### EXERCISE DESCRIPTION
For every line in the material below that holds "title", report the line.

### RECORDS FOR THE EXERCISE
== Segment start ==

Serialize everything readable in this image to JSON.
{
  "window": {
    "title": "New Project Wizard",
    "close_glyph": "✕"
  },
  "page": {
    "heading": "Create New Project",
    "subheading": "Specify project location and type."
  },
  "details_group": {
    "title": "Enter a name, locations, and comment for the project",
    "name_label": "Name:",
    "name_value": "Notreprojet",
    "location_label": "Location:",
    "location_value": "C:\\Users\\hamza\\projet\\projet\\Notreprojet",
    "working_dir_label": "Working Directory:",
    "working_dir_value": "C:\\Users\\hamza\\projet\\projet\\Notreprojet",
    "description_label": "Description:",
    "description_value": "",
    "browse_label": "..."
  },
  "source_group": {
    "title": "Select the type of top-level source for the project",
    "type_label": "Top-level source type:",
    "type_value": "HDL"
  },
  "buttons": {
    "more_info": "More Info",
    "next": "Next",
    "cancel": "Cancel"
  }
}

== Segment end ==

### RESPONSE
    "title": "New Project Wizard",
    "title": "Enter a name, locations, and comment for the project",
    "title": "Select the type of top-level source for the project",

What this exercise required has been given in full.